> [Problem description]:
Pictures stay out; everything else in the records is to be copied exactly.

==*==

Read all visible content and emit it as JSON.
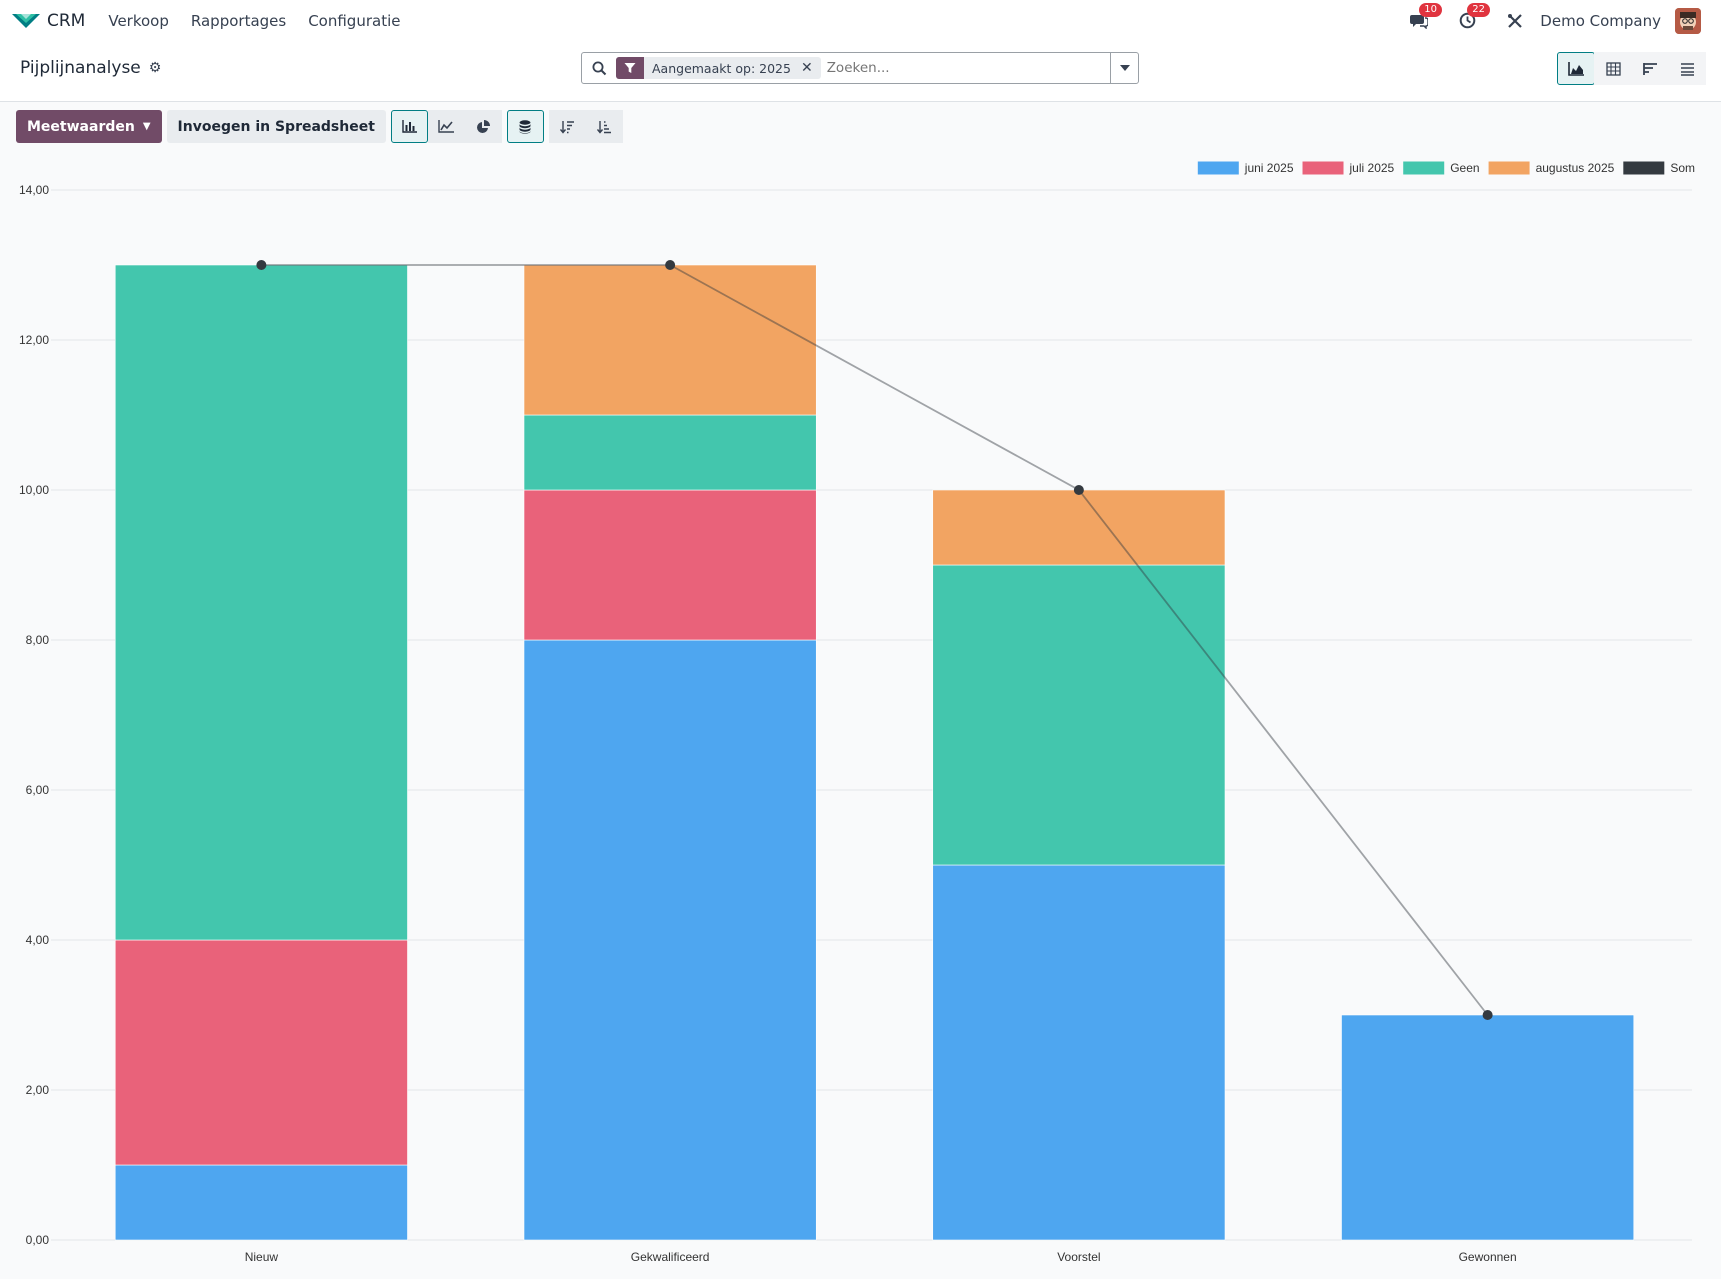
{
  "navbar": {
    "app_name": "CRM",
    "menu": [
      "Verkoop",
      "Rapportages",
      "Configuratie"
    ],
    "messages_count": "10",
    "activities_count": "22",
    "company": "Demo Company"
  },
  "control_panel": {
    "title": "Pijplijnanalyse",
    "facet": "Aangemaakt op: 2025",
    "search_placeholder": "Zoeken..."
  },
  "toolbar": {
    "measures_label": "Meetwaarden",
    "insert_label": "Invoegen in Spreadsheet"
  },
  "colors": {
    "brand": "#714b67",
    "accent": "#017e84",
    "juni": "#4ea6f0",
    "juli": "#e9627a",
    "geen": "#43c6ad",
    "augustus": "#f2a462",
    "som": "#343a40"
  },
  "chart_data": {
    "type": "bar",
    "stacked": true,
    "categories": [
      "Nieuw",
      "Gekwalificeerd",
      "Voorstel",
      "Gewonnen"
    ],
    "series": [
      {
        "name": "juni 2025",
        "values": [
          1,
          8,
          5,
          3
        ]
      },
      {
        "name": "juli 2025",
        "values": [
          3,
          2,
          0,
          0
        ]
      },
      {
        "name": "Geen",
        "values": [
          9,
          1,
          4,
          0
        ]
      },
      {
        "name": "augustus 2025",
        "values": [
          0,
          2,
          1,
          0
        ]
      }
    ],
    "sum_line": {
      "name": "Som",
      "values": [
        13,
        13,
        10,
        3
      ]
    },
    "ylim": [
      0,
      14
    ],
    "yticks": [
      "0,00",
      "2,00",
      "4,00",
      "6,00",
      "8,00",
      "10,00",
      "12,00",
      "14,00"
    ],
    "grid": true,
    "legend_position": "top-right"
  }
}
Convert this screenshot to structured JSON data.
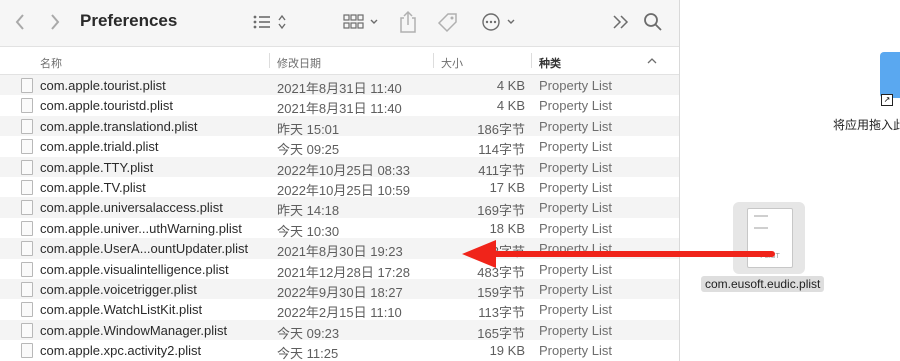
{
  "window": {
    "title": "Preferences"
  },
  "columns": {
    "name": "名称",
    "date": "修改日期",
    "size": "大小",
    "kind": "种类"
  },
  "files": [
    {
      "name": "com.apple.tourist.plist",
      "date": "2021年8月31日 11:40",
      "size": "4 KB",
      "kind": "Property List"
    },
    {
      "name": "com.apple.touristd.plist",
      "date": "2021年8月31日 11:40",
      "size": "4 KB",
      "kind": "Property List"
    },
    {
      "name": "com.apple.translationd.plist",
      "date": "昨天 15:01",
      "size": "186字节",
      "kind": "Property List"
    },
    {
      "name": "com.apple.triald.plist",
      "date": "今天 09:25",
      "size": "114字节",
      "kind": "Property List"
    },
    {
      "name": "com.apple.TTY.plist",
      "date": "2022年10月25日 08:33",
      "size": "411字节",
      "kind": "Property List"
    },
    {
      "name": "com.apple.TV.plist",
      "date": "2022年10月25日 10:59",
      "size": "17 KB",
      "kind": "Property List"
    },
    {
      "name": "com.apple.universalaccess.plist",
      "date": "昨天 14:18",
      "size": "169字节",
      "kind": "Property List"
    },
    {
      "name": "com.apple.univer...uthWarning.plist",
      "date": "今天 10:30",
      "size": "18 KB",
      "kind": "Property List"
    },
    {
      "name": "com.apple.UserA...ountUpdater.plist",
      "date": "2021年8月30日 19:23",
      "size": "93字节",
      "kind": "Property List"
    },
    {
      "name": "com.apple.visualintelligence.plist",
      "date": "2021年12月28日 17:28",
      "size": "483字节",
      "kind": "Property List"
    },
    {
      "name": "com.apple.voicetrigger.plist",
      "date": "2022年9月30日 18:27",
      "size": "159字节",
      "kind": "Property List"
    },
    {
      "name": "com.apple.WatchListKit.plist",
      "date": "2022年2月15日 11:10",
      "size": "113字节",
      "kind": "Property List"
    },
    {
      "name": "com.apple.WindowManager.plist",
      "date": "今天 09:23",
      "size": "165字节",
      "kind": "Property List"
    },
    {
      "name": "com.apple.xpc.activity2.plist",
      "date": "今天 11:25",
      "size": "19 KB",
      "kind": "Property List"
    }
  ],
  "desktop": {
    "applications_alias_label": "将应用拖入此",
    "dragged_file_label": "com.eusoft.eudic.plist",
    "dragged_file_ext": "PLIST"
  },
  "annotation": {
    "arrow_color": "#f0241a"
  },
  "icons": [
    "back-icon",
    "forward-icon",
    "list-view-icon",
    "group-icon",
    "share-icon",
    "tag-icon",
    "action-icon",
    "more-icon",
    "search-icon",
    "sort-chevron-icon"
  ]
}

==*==

> [Response area]:
Read all visible content and emit it as JSON.
{
  "navbar": {
    "app_name": "CRM",
    "menu": [
      "Verkoop",
      "Rapportages",
      "Configuratie"
    ],
    "messages_count": "10",
    "activities_count": "22",
    "company": "Demo Company"
  },
  "control_panel": {
    "title": "Pijplijnanalyse",
    "facet": "Aangemaakt op: 2025",
    "search_placeholder": "Zoeken..."
  },
  "toolbar": {
    "measures_label": "Meetwaarden",
    "insert_label": "Invoegen in Spreadsheet"
  },
  "colors": {
    "brand": "#714b67",
    "accent": "#017e84",
    "juni": "#4ea6f0",
    "juli": "#e9627a",
    "geen": "#43c6ad",
    "augustus": "#f2a462",
    "som": "#343a40"
  },
  "chart_data": {
    "type": "bar",
    "stacked": true,
    "categories": [
      "Nieuw",
      "Gekwalificeerd",
      "Voorstel",
      "Gewonnen"
    ],
    "series": [
      {
        "name": "juni 2025",
        "values": [
          1,
          8,
          5,
          3
        ]
      },
      {
        "name": "juli 2025",
        "values": [
          3,
          2,
          0,
          0
        ]
      },
      {
        "name": "Geen",
        "values": [
          9,
          1,
          4,
          0
        ]
      },
      {
        "name": "augustus 2025",
        "values": [
          0,
          2,
          1,
          0
        ]
      }
    ],
    "sum_line": {
      "name": "Som",
      "values": [
        13,
        13,
        10,
        3
      ]
    },
    "ylim": [
      0,
      14
    ],
    "yticks": [
      "0,00",
      "2,00",
      "4,00",
      "6,00",
      "8,00",
      "10,00",
      "12,00",
      "14,00"
    ],
    "grid": true,
    "legend_position": "top-right"
  }
}
Convert this screenshot to structured JSON data.
{
  "window": {
    "title": "Preferences"
  },
  "columns": {
    "name": "名称",
    "date": "修改日期",
    "size": "大小",
    "kind": "种类"
  },
  "files": [
    {
      "name": "com.apple.tourist.plist",
      "date": "2021年8月31日 11:40",
      "size": "4 KB",
      "kind": "Property List"
    },
    {
      "name": "com.apple.touristd.plist",
      "date": "2021年8月31日 11:40",
      "size": "4 KB",
      "kind": "Property List"
    },
    {
      "name": "com.apple.translationd.plist",
      "date": "昨天 15:01",
      "size": "186字节",
      "kind": "Property List"
    },
    {
      "name": "com.apple.triald.plist",
      "date": "今天 09:25",
      "size": "114字节",
      "kind": "Property List"
    },
    {
      "name": "com.apple.TTY.plist",
      "date": "2022年10月25日 08:33",
      "size": "411字节",
      "kind": "Property List"
    },
    {
      "name": "com.apple.TV.plist",
      "date": "2022年10月25日 10:59",
      "size": "17 KB",
      "kind": "Property List"
    },
    {
      "name": "com.apple.universalaccess.plist",
      "date": "昨天 14:18",
      "size": "169字节",
      "kind": "Property List"
    },
    {
      "name": "com.apple.univer...uthWarning.plist",
      "date": "今天 10:30",
      "size": "18 KB",
      "kind": "Property List"
    },
    {
      "name": "com.apple.UserA...ountUpdater.plist",
      "date": "2021年8月30日 19:23",
      "size": "93字节",
      "kind": "Property List"
    },
    {
      "name": "com.apple.visualintelligence.plist",
      "date": "2021年12月28日 17:28",
      "size": "483字节",
      "kind": "Property List"
    },
    {
      "name": "com.apple.voicetrigger.plist",
      "date": "2022年9月30日 18:27",
      "size": "159字节",
      "kind": "Property List"
    },
    {
      "name": "com.apple.WatchListKit.plist",
      "date": "2022年2月15日 11:10",
      "size": "113字节",
      "kind": "Property List"
    },
    {
      "name": "com.apple.WindowManager.plist",
      "date": "今天 09:23",
      "size": "165字节",
      "kind": "Property List"
    },
    {
      "name": "com.apple.xpc.activity2.plist",
      "date": "今天 11:25",
      "size": "19 KB",
      "kind": "Property List"
    }
  ],
  "desktop": {
    "applications_alias_label": "将应用拖入此",
    "dragged_file_label": "com.eusoft.eudic.plist",
    "dragged_file_ext": "PLIST"
  },
  "annotation": {
    "arrow_color": "#f0241a"
  },
  "icons": [
    "back-icon",
    "forward-icon",
    "list-view-icon",
    "group-icon",
    "share-icon",
    "tag-icon",
    "action-icon",
    "more-icon",
    "search-icon",
    "sort-chevron-icon"
  ]
}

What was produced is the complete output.